havâ dâgir, darhâ baste, sarhâ dar garibân, dasteha penhân
nafashâ abr, delhâ khaste va ghamgin
derakhtân eskelethâye bolur âjin
zamin delmorde, saghf âsmân kutâ
ghobâr âlude mehr o mâh
zemestân ast

It’s winter

They are not going to answer your greeting
Their heads are in their collars

Nobody is going to raise his head
To answer a question or to see a friend
The eyes cannot see beyond the feet
The road is dark and slick
If you stretch a friendly hand towards anybody
He hardly brings his hand out of his pocket
For the cold is so bitter

The breath coming out of your chest
Turns into a dark cloud
And stands like a wall in front of your eyes
While your own breath is like this
What do you expect from your distant or close friends?

My gentle Messiah, O, dirty dressed monk
The weather is so ungently cold
You be warm and happy
You answer my greeting and open the door

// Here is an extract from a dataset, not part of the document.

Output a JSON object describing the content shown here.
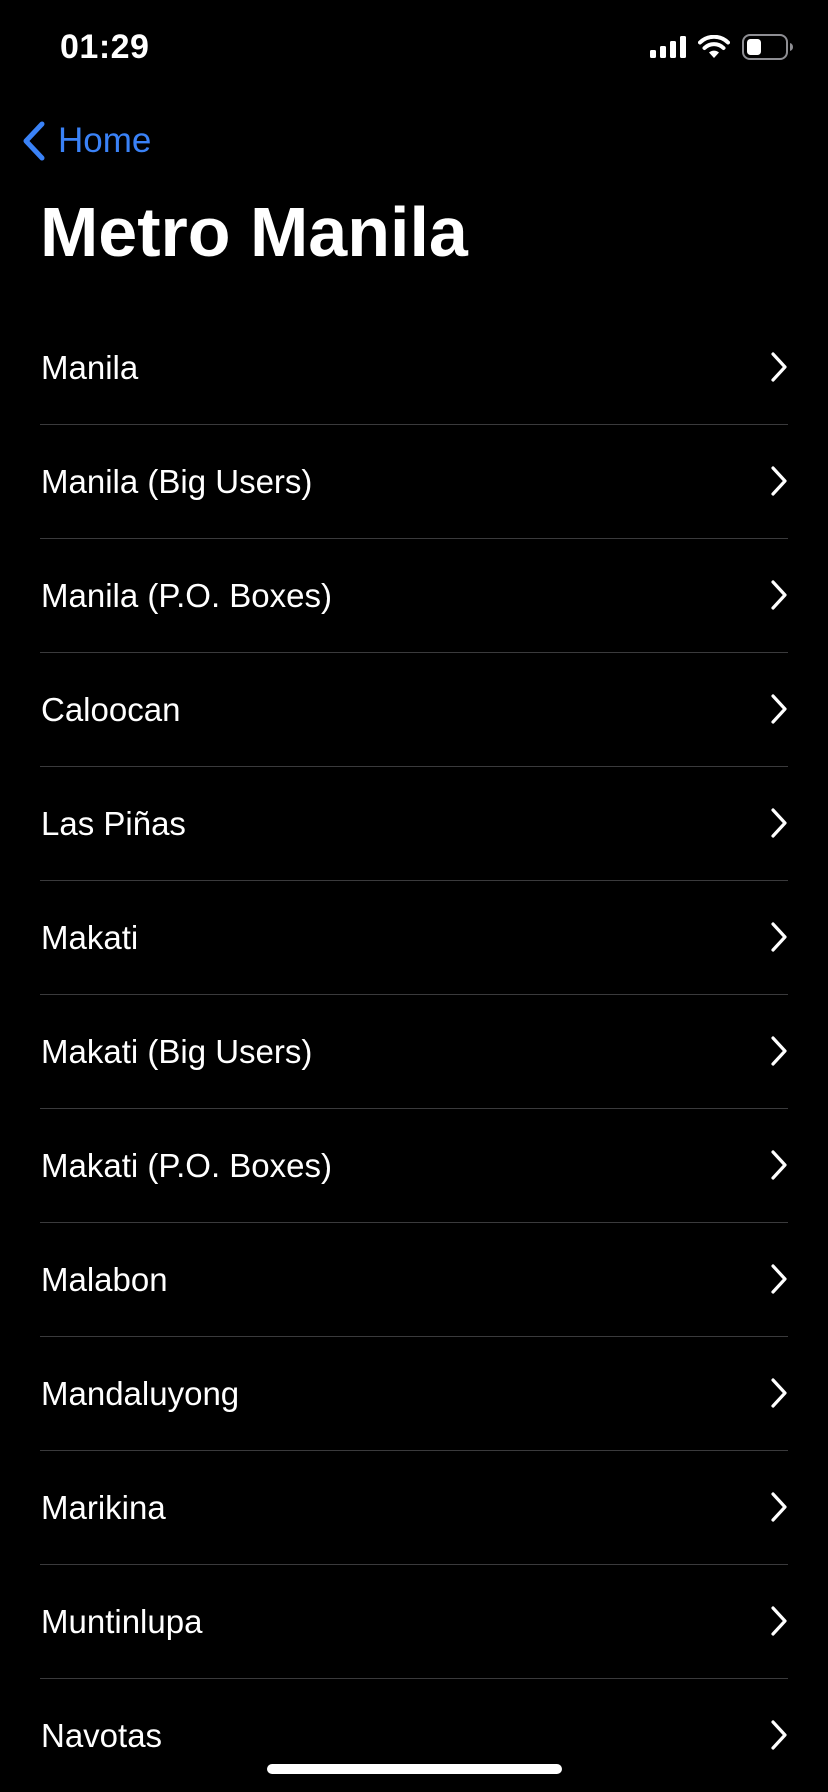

It is me, your nightly guest, an unhappy gypsy;
It is me, a kicked up, afflicted stone
It is me, a low insult of creation, an untuned melody.

I am neither white nor black, * I am colorless
Come and open the door, see how cheerless I am
O, my dear host, your nightly guest is shivering outside
There is no hail outside, no death;
If you hear any sound, it is the sound of cold and teeth.

I came tonight to repay the loan
to put down my bond beside your cup
What are you saying, that
It is too late, it is dawn, it is day?
That’s an illusion! What you see on the sky
Is not the redness after dawn
It is the result of the winter’s slap
On the sky’s cheeks
And the lantern of the sky, whether dead or alive,
Is covered by the thick coffin of the darkness.
O, partner go and get the wine ready
Days and nights are the same

They are not going to answer your greeting
The air is gloomy, doors are closed,
The heads are in collars, the hands are hidden,
The breaths are clouds, the people are tired and sad,
The trees are crystallized skeletons, the earth is low-spirited
The roof of the sky is low
The sun and moon are hazy
It’s winter

On this recording the poem is recited by Mahvash Shahegh, while on the following video by Mehdi Akhavan Sales himself, who was also an excellent performer.

And here you can listen to the complete concert recording of 2001:

Hossein Alizadeh - Kayhan Kalhor - Mohammad Reza Shajarian – Homayoun Shajarian: Zemestân ast (“It’s winter”). Recording of the December 2001 concert of California (41'47)